Williams faults leaders like Sharpton and Jackson for a “stifling echo chamber” of stale ideas. He faults politicians like Barry and James for building self-serving machines on the back of black empowerment.
His message to young blacks: Follow a few rules and “there’s almost no chance of being poor.” Stay in school. Stay in the work force. Don’t have a baby out of wedlock. Don’t get married until your twenties.
Williams, who was born in Panama and came to New York at 4, has never been a cookie-cutter liberal.
During the Clarence Thomas confirmation hearings in 1991, he penned a controversial piece for The Washington Post defending Thomas. “In pursuit of abuses by a conservative president, the liberals have become the abusive monsters,” he wrote.
In June 2004, he wrote an opinion piece for The New York Times on President Bush’s potential appeal to black voters. Williams’ son, Antonio, a Republican, is running this year for a seat on the D.C. City Council.
Williams feels his own career hit a “glass ceiling.”
“You look at who the anchormen are in American life. I don’t see black people,” he said. “My ambition when I started out (in newspapers) was to be a managing editor.
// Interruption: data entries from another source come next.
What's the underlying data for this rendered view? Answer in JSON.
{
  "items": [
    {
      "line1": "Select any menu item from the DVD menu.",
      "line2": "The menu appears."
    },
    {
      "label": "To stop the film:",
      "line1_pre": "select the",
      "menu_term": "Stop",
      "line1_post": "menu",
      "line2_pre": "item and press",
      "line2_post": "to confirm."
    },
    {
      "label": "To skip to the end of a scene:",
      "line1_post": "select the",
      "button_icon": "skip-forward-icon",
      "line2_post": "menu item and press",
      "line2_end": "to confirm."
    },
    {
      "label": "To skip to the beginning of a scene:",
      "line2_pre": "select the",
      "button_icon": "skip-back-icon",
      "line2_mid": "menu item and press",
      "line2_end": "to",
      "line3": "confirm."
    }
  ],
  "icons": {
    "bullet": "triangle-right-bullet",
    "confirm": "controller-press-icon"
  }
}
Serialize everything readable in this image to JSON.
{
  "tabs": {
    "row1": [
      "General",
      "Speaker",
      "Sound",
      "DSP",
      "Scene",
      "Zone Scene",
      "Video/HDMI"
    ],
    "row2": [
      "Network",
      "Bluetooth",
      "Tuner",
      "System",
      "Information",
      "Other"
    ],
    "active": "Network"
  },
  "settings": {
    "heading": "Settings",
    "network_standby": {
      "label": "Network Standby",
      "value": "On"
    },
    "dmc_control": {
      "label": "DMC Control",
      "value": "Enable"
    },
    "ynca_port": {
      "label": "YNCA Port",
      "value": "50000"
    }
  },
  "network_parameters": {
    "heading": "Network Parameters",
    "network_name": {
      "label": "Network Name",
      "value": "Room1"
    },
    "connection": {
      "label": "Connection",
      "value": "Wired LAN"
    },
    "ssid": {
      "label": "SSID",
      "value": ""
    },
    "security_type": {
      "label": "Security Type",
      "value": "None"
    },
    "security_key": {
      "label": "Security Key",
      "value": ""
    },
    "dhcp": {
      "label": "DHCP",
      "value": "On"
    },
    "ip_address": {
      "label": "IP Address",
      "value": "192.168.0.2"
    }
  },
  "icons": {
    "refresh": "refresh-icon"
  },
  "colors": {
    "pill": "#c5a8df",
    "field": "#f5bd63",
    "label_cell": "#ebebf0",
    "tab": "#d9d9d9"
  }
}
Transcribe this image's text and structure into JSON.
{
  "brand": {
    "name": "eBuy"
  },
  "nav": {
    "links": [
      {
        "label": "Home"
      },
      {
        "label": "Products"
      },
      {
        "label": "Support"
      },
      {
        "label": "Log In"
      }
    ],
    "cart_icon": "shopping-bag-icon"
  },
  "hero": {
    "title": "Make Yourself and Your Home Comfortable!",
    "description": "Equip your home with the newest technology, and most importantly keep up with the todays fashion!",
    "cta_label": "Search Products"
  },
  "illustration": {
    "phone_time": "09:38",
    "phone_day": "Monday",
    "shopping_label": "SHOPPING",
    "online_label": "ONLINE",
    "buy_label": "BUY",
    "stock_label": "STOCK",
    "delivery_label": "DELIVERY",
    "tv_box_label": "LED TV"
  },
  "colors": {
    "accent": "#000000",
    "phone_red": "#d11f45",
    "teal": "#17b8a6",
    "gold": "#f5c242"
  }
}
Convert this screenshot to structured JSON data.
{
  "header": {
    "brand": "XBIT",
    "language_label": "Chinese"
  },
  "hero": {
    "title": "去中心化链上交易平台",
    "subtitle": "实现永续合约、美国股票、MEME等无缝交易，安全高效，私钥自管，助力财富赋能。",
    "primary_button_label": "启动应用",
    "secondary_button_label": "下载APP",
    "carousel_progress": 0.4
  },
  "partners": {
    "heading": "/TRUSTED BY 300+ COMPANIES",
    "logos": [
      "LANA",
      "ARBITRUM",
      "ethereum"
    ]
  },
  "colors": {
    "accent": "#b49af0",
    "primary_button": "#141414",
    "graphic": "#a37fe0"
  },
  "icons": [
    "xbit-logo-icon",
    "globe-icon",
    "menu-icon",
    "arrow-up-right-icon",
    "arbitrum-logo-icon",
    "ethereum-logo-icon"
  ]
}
Now that is something that may be more possible for a younger generation, but for my generation that is still exceptional.”
He believes some venues won’t touch Enough, because it violates liberal taboos.
“I can’t get on the (network) morning talk shows,” Williams said. “They don’t want someone who is shaking up the pot, especially when it comes to debate about race in America.”
“For this grievous offense,” Michael Reagan wrote after Williams appeared on his radio show, “he has been cast into the outer darkness.”
The “outer darkness” includes appearances on NPR’s Morning Edition and The Diane Rehm Show, and a sometimes heated interview with Dyson on the Book TV show After Words on CSPAN2.
Williams said he would like his book to be seen in the tradition of James Baldwin’s 1963 classic, “The Fire Next Time.”
But University of Michigan historian Angela Dillard thinks the noteworthy book this year is Tavis Smiley’s edited volume, A Covenant with Black America, published by Third World Press, which topped The New York Times non-fiction paperback best-seller list and drew large crowds to town hall meetings across the country.
“I think people are really hungry for food for thought,” she said, “and it isn’t this cranky back-and-forth between Bill Cosby, Michael Eric Dyson and Juan Williams.”